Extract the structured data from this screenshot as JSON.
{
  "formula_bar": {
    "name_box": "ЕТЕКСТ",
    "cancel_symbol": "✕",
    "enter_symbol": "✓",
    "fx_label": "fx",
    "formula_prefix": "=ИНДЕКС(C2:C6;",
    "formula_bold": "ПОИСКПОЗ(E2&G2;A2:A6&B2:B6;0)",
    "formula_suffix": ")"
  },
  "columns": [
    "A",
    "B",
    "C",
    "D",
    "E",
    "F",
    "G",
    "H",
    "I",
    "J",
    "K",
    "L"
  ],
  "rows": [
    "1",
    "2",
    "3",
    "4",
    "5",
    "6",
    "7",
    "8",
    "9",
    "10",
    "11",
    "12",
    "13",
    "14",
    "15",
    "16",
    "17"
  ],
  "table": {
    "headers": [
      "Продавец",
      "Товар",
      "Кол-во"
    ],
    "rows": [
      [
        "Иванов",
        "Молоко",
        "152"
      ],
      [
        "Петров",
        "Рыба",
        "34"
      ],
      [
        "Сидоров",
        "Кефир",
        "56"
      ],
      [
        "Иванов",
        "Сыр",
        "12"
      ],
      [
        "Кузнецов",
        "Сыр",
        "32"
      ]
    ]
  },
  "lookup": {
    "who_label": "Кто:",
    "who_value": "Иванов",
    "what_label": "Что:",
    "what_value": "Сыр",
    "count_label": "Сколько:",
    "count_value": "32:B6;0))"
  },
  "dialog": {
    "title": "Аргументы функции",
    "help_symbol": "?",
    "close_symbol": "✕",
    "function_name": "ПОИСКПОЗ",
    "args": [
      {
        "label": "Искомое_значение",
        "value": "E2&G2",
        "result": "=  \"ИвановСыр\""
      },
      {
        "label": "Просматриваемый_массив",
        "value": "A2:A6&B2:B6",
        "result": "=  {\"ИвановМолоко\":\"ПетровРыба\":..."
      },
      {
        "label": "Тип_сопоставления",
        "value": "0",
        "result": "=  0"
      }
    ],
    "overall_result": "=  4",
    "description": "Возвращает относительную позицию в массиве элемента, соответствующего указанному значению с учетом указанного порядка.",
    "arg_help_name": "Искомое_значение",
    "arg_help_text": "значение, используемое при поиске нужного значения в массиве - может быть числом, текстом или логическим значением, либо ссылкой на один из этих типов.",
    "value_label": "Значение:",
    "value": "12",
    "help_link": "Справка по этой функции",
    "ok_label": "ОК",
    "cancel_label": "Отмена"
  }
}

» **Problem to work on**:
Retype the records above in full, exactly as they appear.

» **Solution**:
Extract the structured data from this screenshot as JSON.
{
  "formula_bar": {
    "name_box": "ЕТЕКСТ",
    "cancel_symbol": "✕",
    "enter_symbol": "✓",
    "fx_label": "fx",
    "formula_prefix": "=ИНДЕКС(C2:C6;",
    "formula_bold": "ПОИСКПОЗ(E2&G2;A2:A6&B2:B6;0)",
    "formula_suffix": ")"
  },
  "columns": [
    "A",
    "B",
    "C",
    "D",
    "E",
    "F",
    "G",
    "H",
    "I",
    "J",
    "K",
    "L"
  ],
  "rows": [
    "1",
    "2",
    "3",
    "4",
    "5",
    "6",
    "7",
    "8",
    "9",
    "10",
    "11",
    "12",
    "13",
    "14",
    "15",
    "16",
    "17"
  ],
  "table": {
    "headers": [
      "Продавец",
      "Товар",
      "Кол-во"
    ],
    "rows": [
      [
        "Иванов",
        "Молоко",
        "152"
      ],
      [
        "Петров",
        "Рыба",
        "34"
      ],
      [
        "Сидоров",
        "Кефир",
        "56"
      ],
      [
        "Иванов",
        "Сыр",
        "12"
      ],
      [
        "Кузнецов",
        "Сыр",
        "32"
      ]
    ]
  },
  "lookup": {
    "who_label": "Кто:",
    "who_value": "Иванов",
    "what_label": "Что:",
    "what_value": "Сыр",
    "count_label": "Сколько:",
    "count_value": "32:B6;0))"
  },
  "dialog": {
    "title": "Аргументы функции",
    "help_symbol": "?",
    "close_symbol": "✕",
    "function_name": "ПОИСКПОЗ",
    "args": [
      {
        "label": "Искомое_значение",
        "value": "E2&G2",
        "result": "=  \"ИвановСыр\""
      },
      {
        "label": "Просматриваемый_массив",
        "value": "A2:A6&B2:B6",
        "result": "=  {\"ИвановМолоко\":\"ПетровРыба\":..."
      },
      {
        "label": "Тип_сопоставления",
        "value": "0",
        "result": "=  0"
      }
    ],
    "overall_result": "=  4",
    "description": "Возвращает относительную позицию в массиве элемента, соответствующего указанному значению с учетом указанного порядка.",
    "arg_help_name": "Искомое_значение",
    "arg_help_text": "значение, используемое при поиске нужного значения в массиве - может быть числом, текстом или логическим значением, либо ссылкой на один из этих типов.",
    "value_label": "Значение:",
    "value": "12",
    "help_link": "Справка по этой функции",
    "ok_label": "ОК",
    "cancel_label": "Отмена"
  }
}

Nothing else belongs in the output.